Provided material:
######

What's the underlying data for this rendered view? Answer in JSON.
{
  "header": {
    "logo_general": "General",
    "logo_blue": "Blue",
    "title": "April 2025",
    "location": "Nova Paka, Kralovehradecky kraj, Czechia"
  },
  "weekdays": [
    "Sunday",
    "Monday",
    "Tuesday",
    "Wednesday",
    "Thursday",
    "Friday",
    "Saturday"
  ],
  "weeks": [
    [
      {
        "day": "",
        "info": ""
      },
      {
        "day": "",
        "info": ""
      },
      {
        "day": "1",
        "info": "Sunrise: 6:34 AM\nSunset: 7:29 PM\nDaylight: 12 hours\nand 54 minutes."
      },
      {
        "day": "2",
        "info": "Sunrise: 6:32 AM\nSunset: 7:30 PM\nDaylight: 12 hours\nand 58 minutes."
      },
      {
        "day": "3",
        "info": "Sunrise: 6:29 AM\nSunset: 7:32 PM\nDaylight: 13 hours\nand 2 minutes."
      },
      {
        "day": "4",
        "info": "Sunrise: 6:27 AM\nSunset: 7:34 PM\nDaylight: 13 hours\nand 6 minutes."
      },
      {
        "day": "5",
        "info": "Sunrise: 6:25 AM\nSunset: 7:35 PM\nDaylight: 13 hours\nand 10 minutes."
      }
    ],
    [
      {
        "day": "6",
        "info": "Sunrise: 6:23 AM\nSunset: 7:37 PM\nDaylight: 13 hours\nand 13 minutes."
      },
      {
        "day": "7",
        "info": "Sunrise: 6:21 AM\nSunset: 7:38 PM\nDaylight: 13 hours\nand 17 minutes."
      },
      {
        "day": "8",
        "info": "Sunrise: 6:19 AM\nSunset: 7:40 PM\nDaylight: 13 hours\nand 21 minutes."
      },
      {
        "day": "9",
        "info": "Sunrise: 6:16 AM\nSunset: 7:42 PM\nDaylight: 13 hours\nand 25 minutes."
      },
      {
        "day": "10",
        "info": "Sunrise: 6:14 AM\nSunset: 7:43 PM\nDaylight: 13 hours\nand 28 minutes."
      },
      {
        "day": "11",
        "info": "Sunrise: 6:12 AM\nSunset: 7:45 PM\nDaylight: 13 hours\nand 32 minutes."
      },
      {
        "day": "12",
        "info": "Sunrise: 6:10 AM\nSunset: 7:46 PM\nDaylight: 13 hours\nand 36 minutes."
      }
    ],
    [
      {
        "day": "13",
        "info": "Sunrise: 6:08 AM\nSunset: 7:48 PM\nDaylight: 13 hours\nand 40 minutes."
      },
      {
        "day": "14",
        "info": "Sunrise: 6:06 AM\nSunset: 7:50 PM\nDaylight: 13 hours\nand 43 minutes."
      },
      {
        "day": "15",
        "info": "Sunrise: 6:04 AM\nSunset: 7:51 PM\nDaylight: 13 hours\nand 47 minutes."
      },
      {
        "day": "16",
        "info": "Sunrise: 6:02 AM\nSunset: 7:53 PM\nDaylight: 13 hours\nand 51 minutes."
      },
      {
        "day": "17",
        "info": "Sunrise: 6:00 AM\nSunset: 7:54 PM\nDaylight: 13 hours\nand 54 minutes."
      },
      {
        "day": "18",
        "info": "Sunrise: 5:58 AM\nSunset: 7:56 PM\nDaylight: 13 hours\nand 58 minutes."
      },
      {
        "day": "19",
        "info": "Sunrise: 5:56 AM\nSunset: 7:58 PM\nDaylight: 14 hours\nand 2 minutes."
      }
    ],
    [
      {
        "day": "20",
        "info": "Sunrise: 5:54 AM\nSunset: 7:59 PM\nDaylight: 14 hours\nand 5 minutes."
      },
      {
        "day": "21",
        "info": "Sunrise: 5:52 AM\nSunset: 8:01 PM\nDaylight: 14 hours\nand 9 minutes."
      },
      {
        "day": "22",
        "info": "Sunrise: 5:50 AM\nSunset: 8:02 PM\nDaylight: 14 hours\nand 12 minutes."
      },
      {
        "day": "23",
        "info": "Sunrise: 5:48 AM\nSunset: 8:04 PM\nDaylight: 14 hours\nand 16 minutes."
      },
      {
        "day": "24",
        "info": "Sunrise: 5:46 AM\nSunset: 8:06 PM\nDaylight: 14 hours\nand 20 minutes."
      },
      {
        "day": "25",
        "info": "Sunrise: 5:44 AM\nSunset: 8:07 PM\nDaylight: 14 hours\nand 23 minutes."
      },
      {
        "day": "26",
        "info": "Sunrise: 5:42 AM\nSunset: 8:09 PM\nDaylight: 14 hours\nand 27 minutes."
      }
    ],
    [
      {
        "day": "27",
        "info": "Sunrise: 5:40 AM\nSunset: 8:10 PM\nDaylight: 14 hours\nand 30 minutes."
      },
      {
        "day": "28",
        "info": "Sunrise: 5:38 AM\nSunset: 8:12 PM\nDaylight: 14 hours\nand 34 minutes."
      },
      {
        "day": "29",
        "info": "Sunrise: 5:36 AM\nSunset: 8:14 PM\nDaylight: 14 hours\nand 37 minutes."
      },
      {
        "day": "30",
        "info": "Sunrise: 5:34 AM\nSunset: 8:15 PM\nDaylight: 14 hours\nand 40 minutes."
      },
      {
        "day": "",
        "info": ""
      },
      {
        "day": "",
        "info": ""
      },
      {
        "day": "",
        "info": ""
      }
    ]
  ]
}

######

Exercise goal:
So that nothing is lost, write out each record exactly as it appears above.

Output of the exercise:
What's the underlying data for this rendered view? Answer in JSON.
{
  "header": {
    "logo_general": "General",
    "logo_blue": "Blue",
    "title": "April 2025",
    "location": "Nova Paka, Kralovehradecky kraj, Czechia"
  },
  "weekdays": [
    "Sunday",
    "Monday",
    "Tuesday",
    "Wednesday",
    "Thursday",
    "Friday",
    "Saturday"
  ],
  "weeks": [
    [
      {
        "day": "",
        "info": ""
      },
      {
        "day": "",
        "info": ""
      },
      {
        "day": "1",
        "info": "Sunrise: 6:34 AM\nSunset: 7:29 PM\nDaylight: 12 hours\nand 54 minutes."
      },
      {
        "day": "2",
        "info": "Sunrise: 6:32 AM\nSunset: 7:30 PM\nDaylight: 12 hours\nand 58 minutes."
      },
      {
        "day": "3",
        "info": "Sunrise: 6:29 AM\nSunset: 7:32 PM\nDaylight: 13 hours\nand 2 minutes."
      },
      {
        "day": "4",
        "info": "Sunrise: 6:27 AM\nSunset: 7:34 PM\nDaylight: 13 hours\nand 6 minutes."
      },
      {
        "day": "5",
        "info": "Sunrise: 6:25 AM\nSunset: 7:35 PM\nDaylight: 13 hours\nand 10 minutes."
      }
    ],
    [
      {
        "day": "6",
        "info": "Sunrise: 6:23 AM\nSunset: 7:37 PM\nDaylight: 13 hours\nand 13 minutes."
      },
      {
        "day": "7",
        "info": "Sunrise: 6:21 AM\nSunset: 7:38 PM\nDaylight: 13 hours\nand 17 minutes."
      },
      {
        "day": "8",
        "info": "Sunrise: 6:19 AM\nSunset: 7:40 PM\nDaylight: 13 hours\nand 21 minutes."
      },
      {
        "day": "9",
        "info": "Sunrise: 6:16 AM\nSunset: 7:42 PM\nDaylight: 13 hours\nand 25 minutes."
      },
      {
        "day": "10",
        "info": "Sunrise: 6:14 AM\nSunset: 7:43 PM\nDaylight: 13 hours\nand 28 minutes."
      },
      {
        "day": "11",
        "info": "Sunrise: 6:12 AM\nSunset: 7:45 PM\nDaylight: 13 hours\nand 32 minutes."
      },
      {
        "day": "12",
        "info": "Sunrise: 6:10 AM\nSunset: 7:46 PM\nDaylight: 13 hours\nand 36 minutes."
      }
    ],
    [
      {
        "day": "13",
        "info": "Sunrise: 6:08 AM\nSunset: 7:48 PM\nDaylight: 13 hours\nand 40 minutes."
      },
      {
        "day": "14",
        "info": "Sunrise: 6:06 AM\nSunset: 7:50 PM\nDaylight: 13 hours\nand 43 minutes."
      },
      {
        "day": "15",
        "info": "Sunrise: 6:04 AM\nSunset: 7:51 PM\nDaylight: 13 hours\nand 47 minutes."
      },
      {
        "day": "16",
        "info": "Sunrise: 6:02 AM\nSunset: 7:53 PM\nDaylight: 13 hours\nand 51 minutes."
      },
      {
        "day": "17",
        "info": "Sunrise: 6:00 AM\nSunset: 7:54 PM\nDaylight: 13 hours\nand 54 minutes."
      },
      {
        "day": "18",
        "info": "Sunrise: 5:58 AM\nSunset: 7:56 PM\nDaylight: 13 hours\nand 58 minutes."
      },
      {
        "day": "19",
        "info": "Sunrise: 5:56 AM\nSunset: 7:58 PM\nDaylight: 14 hours\nand 2 minutes."
      }
    ],
    [
      {
        "day": "20",
        "info": "Sunrise: 5:54 AM\nSunset: 7:59 PM\nDaylight: 14 hours\nand 5 minutes."
      },
      {
        "day": "21",
        "info": "Sunrise: 5:52 AM\nSunset: 8:01 PM\nDaylight: 14 hours\nand 9 minutes."
      },
      {
        "day": "22",
        "info": "Sunrise: 5:50 AM\nSunset: 8:02 PM\nDaylight: 14 hours\nand 12 minutes."
      },
      {
        "day": "23",
        "info": "Sunrise: 5:48 AM\nSunset: 8:04 PM\nDaylight: 14 hours\nand 16 minutes."
      },
      {
        "day": "24",
        "info": "Sunrise: 5:46 AM\nSunset: 8:06 PM\nDaylight: 14 hours\nand 20 minutes."
      },
      {
        "day": "25",
        "info": "Sunrise: 5:44 AM\nSunset: 8:07 PM\nDaylight: 14 hours\nand 23 minutes."
      },
      {
        "day": "26",
        "info": "Sunrise: 5:42 AM\nSunset: 8:09 PM\nDaylight: 14 hours\nand 27 minutes."
      }
    ],
    [
      {
        "day": "27",
        "info": "Sunrise: 5:40 AM\nSunset: 8:10 PM\nDaylight: 14 hours\nand 30 minutes."
      },
      {
        "day": "28",
        "info": "Sunrise: 5:38 AM\nSunset: 8:12 PM\nDaylight: 14 hours\nand 34 minutes."
      },
      {
        "day": "29",
        "info": "Sunrise: 5:36 AM\nSunset: 8:14 PM\nDaylight: 14 hours\nand 37 minutes."
      },
      {
        "day": "30",
        "info": "Sunrise: 5:34 AM\nSunset: 8:15 PM\nDaylight: 14 hours\nand 40 minutes."
      },
      {
        "day": "",
        "info": ""
      },
      {
        "day": "",
        "info": ""
      },
      {
        "day": "",
        "info": ""
      }
    ]
  ]
}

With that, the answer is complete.